Among the dishes from those days which are still eaten today are øllebrød (a dish made of rye bread, sugar and non-alcoholic beer), vandgrød (porridge, usually barley porridge, made with water), gule ærter (split pea soup), æbleflæsk (slices of pork with apples fried in the fat), klipfisk (dried cod), blodpølse (black pudding), finker (an approximation to haggis) and grønlangkål (thickened stewed kale).

In the second half of the 19th century, i.e. the age of the co-operative movement, milk and potatoes played a prominent part, and the stove, the mincer and the developing retail trade provided new possibilities for dishes such as roast pork and gravy, boiled cod with mustard sauce, consommé with meat, bread or flour dumplings, rissoles, minced beef patties and other dishes based on minced meat.

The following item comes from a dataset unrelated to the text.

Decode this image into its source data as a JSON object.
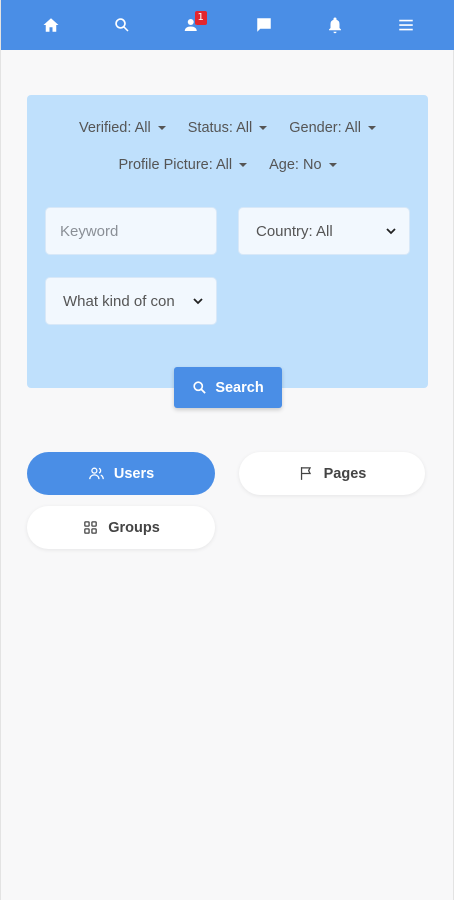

The same period saw the emergence of many fruit dishes such as rødgrød (thickened stewed fruit), sødsuppe (fruit soup) and stewed fruits, and the range of vegetable dishes was expanded with boiled cabbage in white sauce, red cabbage, pickled beetroot, cucumber salad, and peas and carrots in white sauce.

The sausage stall with its gas-fired water-bath, frying pans and gridirons is a popular element in the Danish urban landscape. As a predecessor of fast food restaurants it has created a culture of its own.

Danish Pastry is in Danish called Wienerbrød, Viennese bread, though known in Vienna as "Kopenhagener Gebäck" or "Dänischer Plunder". In Denmark, it has been known since 1840 and is said to have been created by immigrant bakers from Vienna, perhaps strike breakers.

Rødgrød med fløde. The fruit dish the name of which is a test in pronunciation for all non-Danes. The stew is made of for instance redcurrants, raspberries and blackcurrants, which are boiled until soft. The juice is sweetened and thickened, and the dish is then served with cream or milk.